    Pool C: Four Australian franchises and the Sunwolves
    Pool D: Jaguares, Uruguay XV, Canada XV, USA XV

    Each side would play home-and-away fixtures within its own pool. This would immediately lead to guaranteed local derbies and far less travel.

    At the end of the home-and-away rounds, the top two sides from each pool would go into a cup competition, where quarter and semi-finals are played before a grand final.

    The remaining sides would play in shield and plate competitions.

    Not only does this guarantee less travel and more local derbies, it mirrors the format used in the Rugby World Sevens, one of the bigger rugby success stories over the past decade.

    Pool D could also be expanded to five teams after initially being restricted to four. Candidates for the fifth place could be a Pacific Islands XV or a second side from the United States.

    Of course, there will be push back from New Zealand.

    The Kiwis will argue that all five of their sides should be eligible to qualify for the top eight – and there is merit to that argument. However, there is a big picture that needs to be considered.

    We owe it to the game to grow it. Excluding Japan or Argentina or ignoring the United States and the Pacific Islands is wrong.

    It is not out of the question for South Africa to pull the plug and head to Europe if the completion deteriorates further, and Australian rugby really is at a crossroads.
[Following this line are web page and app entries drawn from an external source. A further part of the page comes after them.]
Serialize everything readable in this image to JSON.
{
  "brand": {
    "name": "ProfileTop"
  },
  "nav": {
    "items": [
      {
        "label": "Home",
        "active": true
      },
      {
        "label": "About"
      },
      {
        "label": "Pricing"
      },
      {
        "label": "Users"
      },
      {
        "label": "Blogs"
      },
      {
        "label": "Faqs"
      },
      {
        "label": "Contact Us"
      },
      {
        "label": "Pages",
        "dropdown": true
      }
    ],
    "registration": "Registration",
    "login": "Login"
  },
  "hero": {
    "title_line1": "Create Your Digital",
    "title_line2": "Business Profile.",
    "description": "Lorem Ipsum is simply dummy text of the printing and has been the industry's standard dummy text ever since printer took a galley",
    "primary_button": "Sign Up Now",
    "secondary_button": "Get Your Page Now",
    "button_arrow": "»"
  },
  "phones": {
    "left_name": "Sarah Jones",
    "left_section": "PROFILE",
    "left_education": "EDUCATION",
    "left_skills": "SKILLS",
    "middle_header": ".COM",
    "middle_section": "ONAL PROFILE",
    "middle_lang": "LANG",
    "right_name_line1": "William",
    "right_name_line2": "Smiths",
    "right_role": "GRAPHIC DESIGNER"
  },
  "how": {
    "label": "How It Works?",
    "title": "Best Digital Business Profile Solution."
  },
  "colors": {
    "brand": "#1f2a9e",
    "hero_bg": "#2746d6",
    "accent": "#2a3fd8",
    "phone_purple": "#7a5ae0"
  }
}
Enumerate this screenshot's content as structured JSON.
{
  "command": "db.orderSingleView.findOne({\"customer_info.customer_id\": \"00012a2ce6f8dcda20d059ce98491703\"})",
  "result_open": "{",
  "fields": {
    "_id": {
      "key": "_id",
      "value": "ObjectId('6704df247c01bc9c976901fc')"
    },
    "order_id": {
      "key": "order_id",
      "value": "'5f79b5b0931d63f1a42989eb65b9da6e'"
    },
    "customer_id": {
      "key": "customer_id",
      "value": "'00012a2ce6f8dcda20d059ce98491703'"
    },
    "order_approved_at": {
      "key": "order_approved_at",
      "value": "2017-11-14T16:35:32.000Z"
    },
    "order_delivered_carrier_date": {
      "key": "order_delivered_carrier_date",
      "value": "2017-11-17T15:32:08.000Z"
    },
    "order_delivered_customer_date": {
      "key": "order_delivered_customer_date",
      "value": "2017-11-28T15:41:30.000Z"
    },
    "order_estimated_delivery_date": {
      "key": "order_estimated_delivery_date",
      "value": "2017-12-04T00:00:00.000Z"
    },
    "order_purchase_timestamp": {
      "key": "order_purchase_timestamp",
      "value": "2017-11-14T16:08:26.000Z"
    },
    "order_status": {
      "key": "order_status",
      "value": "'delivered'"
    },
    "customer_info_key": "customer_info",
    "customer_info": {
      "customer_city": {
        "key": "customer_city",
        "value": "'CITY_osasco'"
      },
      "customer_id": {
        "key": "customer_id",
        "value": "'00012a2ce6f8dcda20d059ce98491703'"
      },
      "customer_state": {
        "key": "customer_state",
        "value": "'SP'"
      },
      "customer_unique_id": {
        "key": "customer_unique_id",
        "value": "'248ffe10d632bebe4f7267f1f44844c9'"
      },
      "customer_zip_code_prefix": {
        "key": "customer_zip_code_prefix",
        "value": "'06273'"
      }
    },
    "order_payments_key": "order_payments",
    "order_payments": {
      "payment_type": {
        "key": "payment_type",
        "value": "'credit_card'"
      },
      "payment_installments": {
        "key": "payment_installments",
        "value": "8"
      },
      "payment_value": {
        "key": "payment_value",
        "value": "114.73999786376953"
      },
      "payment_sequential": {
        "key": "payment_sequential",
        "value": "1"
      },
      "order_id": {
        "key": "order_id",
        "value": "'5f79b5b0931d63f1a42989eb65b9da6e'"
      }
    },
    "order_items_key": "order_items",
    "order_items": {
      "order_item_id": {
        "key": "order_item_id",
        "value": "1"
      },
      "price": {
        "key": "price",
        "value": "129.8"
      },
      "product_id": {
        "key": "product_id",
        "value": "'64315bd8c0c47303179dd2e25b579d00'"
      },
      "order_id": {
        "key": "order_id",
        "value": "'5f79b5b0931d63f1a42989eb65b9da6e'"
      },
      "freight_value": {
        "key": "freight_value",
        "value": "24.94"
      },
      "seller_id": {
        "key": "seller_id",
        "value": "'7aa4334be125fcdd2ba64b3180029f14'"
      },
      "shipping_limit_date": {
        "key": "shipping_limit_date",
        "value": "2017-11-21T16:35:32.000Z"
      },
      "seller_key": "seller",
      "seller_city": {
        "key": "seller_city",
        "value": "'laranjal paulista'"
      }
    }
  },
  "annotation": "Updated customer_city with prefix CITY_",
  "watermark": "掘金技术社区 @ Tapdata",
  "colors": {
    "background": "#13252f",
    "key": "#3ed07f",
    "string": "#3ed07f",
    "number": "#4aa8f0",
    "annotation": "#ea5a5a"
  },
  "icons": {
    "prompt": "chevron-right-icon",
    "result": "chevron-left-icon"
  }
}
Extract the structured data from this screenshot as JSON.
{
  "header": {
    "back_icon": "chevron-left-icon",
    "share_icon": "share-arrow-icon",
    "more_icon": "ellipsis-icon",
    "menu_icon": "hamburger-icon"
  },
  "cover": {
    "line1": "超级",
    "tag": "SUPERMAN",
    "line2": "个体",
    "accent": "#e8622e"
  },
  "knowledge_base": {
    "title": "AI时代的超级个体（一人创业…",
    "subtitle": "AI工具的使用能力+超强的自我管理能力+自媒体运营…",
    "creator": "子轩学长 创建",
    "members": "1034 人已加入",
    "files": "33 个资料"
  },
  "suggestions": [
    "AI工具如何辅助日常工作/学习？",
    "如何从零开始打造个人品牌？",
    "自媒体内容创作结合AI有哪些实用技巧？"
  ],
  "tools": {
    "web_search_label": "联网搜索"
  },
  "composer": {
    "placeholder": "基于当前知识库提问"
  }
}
Things either change or it dies a slow and agonising death over the next five to ten years.

    If either of those scenarios play out, how is New Zealand rugby a winner? It will be left without local competition.

    Super Rugby is dysfunctional and not fit for purpose. It is falling apart and SANZAAR needs to stop the rot, quickly and decisively.